As an African American, or rather, an American African (I’m white and African born), I hear a constant flow of stories about China’s increasing influence in Africa. They’ve clearly taken a long term view on Africa, perhaps motivated by their projected energy and natural resources needs. If you subscribe to the US view that free trade is good, then this is a good thing. [You can’t have it both ways folks!]
Whether or not you think it’s good for the continent, the data is surprising:
- The China National Petroleum Corporation (CNPC) is the single largest shareholder (40 percent) in the Greater Nile Petroleum Operating Company, which controls Sudan’s oil fields and has invested $3 billion in refinery and pipeline construction in Sudan since 1999. Sudan now supplies 7% of China’s total oil.
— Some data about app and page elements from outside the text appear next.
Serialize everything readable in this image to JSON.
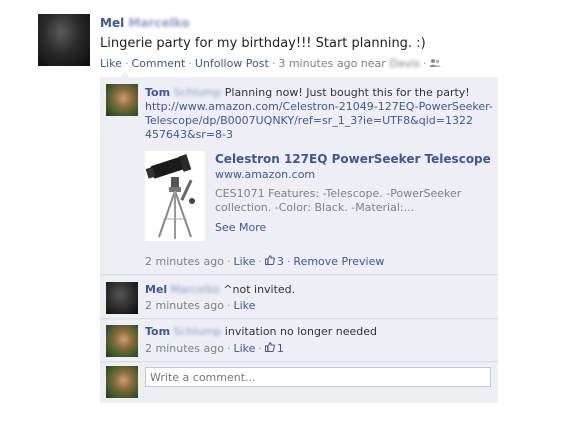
{
  "post": {
    "author_first": "Mel",
    "author_last": "Marcelko",
    "text": "Lingerie party for my birthday!!! Start planning. :)",
    "actions": {
      "like": "Like",
      "comment": "Comment",
      "unfollow": "Unfollow Post"
    },
    "time": "3 minutes ago near",
    "place": "Davis"
  },
  "comments": [
    {
      "author_first": "Tom",
      "author_last": "Schlump",
      "text": "Planning now! Just bought this for the party!",
      "link_lines": [
        "http://www.amazon.com/Celestron-21049-127EQ-PowerSeeker-",
        "Telescope/dp/B0007UQNKY/ref=sr_1_3?ie=UTF8&qid=1322",
        "457643&sr=8-3"
      ],
      "preview": {
        "title": "Celestron 127EQ PowerSeeker Telescope",
        "domain": "www.amazon.com",
        "desc_lines": [
          "CES1071 Features: -Telescope. -PowerSeeker",
          "collection. -Color: Black. -Material:..."
        ],
        "see_more": "See More"
      },
      "time": "2 minutes ago",
      "like": "Like",
      "likes": "3",
      "remove": "Remove Preview"
    },
    {
      "author_first": "Mel",
      "author_last": "Marcelko",
      "text": "^not invited.",
      "time": "2 minutes ago",
      "like": "Like"
    },
    {
      "author_first": "Tom",
      "author_last": "Schlump",
      "text": "invitation no longer needed",
      "time": "2 minutes ago",
      "like": "Like",
      "likes": "1"
    }
  ],
  "composer": {
    "placeholder": "Write a comment..."
  },
  "icons": {
    "friends": "friends-icon",
    "thumb": "thumbs-up-icon"
  },
  "colors": {
    "link": "#3b5998",
    "comment_bg": "#edeff4"
  }
}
- In March 2004, Beijing extended a $2 billion loan to Angola in exchange for a contract to supply 10,000 barrels of crude oil per day.
- In July 2005, PetroChina concluded an $800 million deal with the Nigerian National Petroleum Corporation to purchase 30,000 barrels of oil per day for one year.
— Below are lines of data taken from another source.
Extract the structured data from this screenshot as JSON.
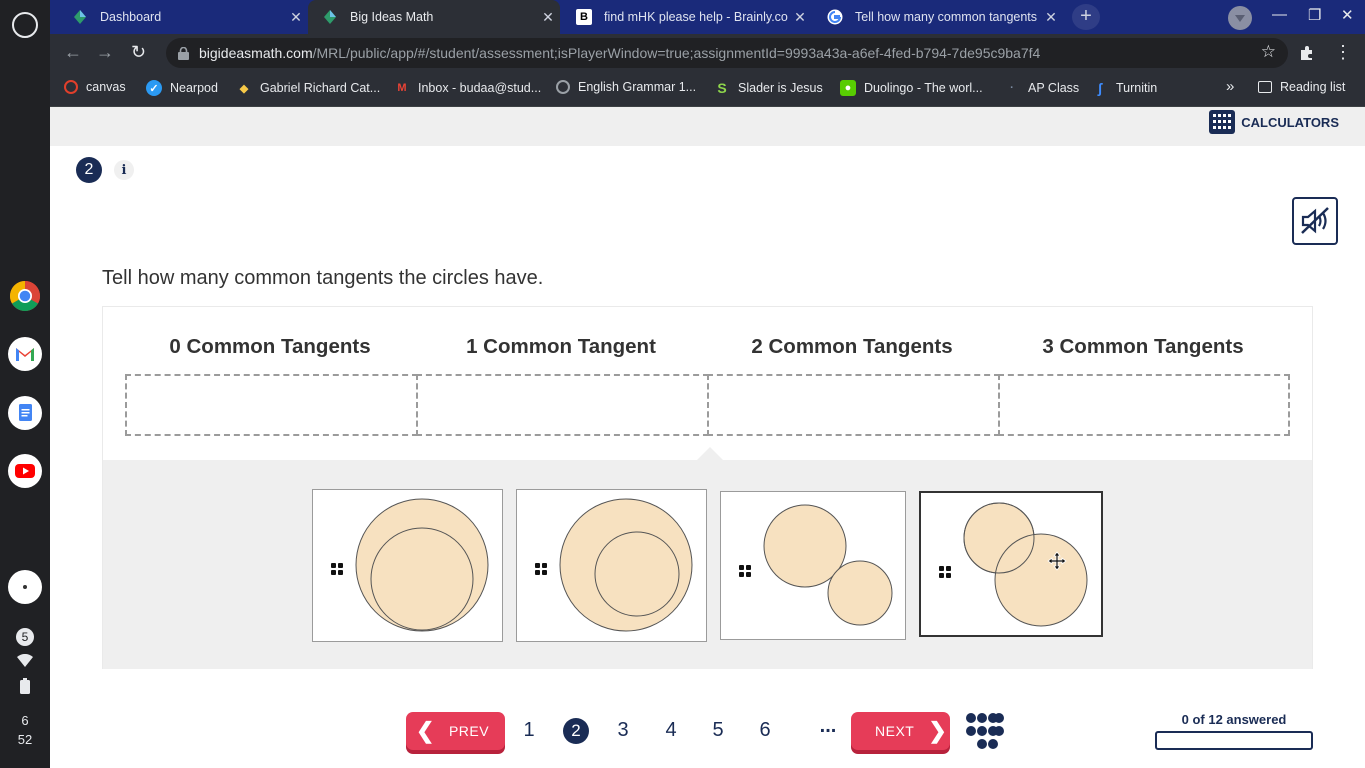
{
  "browser": {
    "tabs": [
      {
        "title": "Dashboard",
        "active": false
      },
      {
        "title": "Big Ideas Math",
        "active": true
      },
      {
        "title": "find mHK please help - Brainly.com",
        "active": false
      },
      {
        "title": "Tell how many common tangents",
        "active": false
      }
    ],
    "url_host": "bigideasmath.com",
    "url_path": "/MRL/public/app/#/student/assessment;isPlayerWindow=true;assignmentId=9993a43a-a6ef-4fed-b794-7de95c9ba7f4",
    "bookmarks": [
      "canvas",
      "Nearpod",
      "Gabriel Richard Cat...",
      "Inbox - budaa@stud...",
      "English Grammar 1...",
      "Slader is Jesus",
      "Duolingo - The worl...",
      "AP Class",
      "Turnitin"
    ],
    "overflow": "»",
    "reading_list": "Reading list"
  },
  "shelf": {
    "notification_count": "5",
    "time_hour": "6",
    "time_min": "52"
  },
  "page": {
    "calculators_label": "CALCULATORS",
    "question_number": "2",
    "info_label": "i",
    "prompt": "Tell how many common tangents the circles have.",
    "columns": [
      "0 Common Tangents",
      "1 Common Tangent",
      "2 Common Tangents",
      "3 Common Tangents"
    ],
    "cards": [
      "internally-tangent-circles",
      "nested-circles",
      "separate-circles",
      "intersecting-circles"
    ],
    "selected_card": 3
  },
  "pagination": {
    "prev_label": "PREV",
    "next_label": "NEXT",
    "pages": [
      "1",
      "2",
      "3",
      "4",
      "5",
      "6"
    ],
    "current_page": "2",
    "ellipsis": "...",
    "answered_label": "0 of 12 answered",
    "answered": 0,
    "total": 12
  },
  "colors": {
    "navy": "#1a2c55",
    "accent_red": "#e63c58",
    "circle_fill": "#f7e1c0",
    "bank_bg": "#efefef"
  }
}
- In January 2006, China National Offshore Oil Corporation (CNOOC), after failing to acquire American-owned Unocal, purchased a 45 percent stake in a Nigerian offshore oil and gas field for $2.27 billion and promised to invest an additional $2.25 billion in field development.
- In April 2003, approximately 175 People’s Liberation Army (PLA) soldiers and a 42-man medical team were deployed to the Democratic Republic of Congo on a peacekeeping mission.
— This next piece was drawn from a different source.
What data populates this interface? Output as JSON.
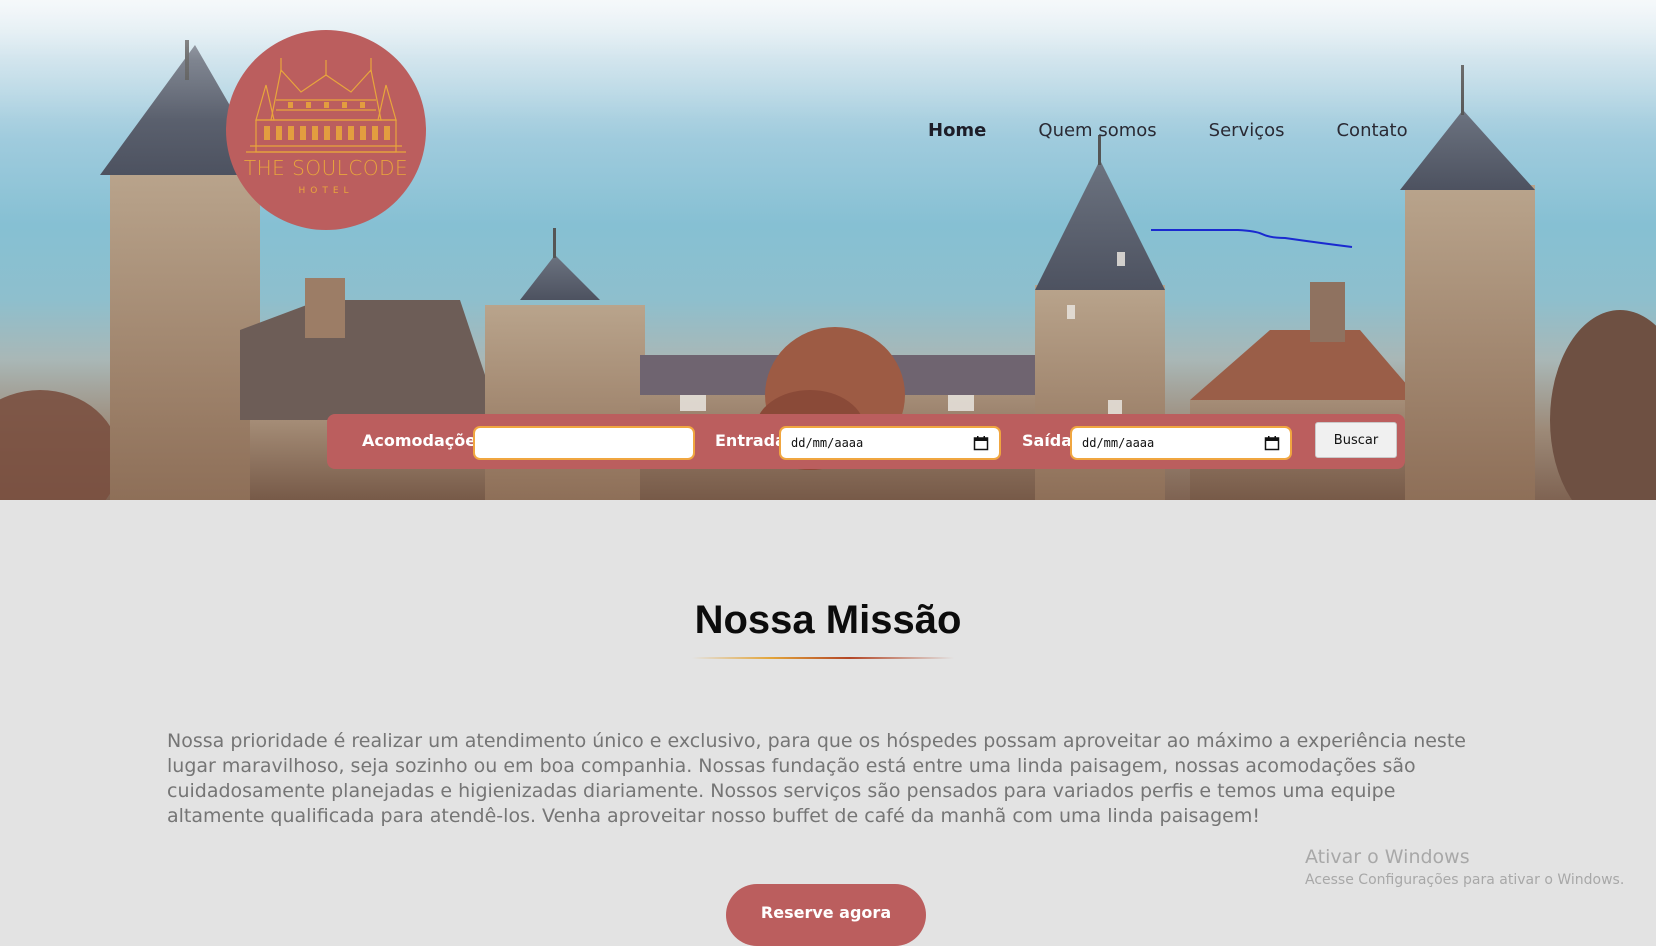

- In December 2003, 550 peacekeeping troops, equipped with nearly 200 military vehicles and water-supply trucks, were sent to Liberia.
- China has also deployed about 4,000 PLA troops to southern Sudan to guard an oil pipeline and reaffirmed its intention to strengthen military collaboration and exchanges with Ethiopia, Liberia, Nigeria, and Sudan.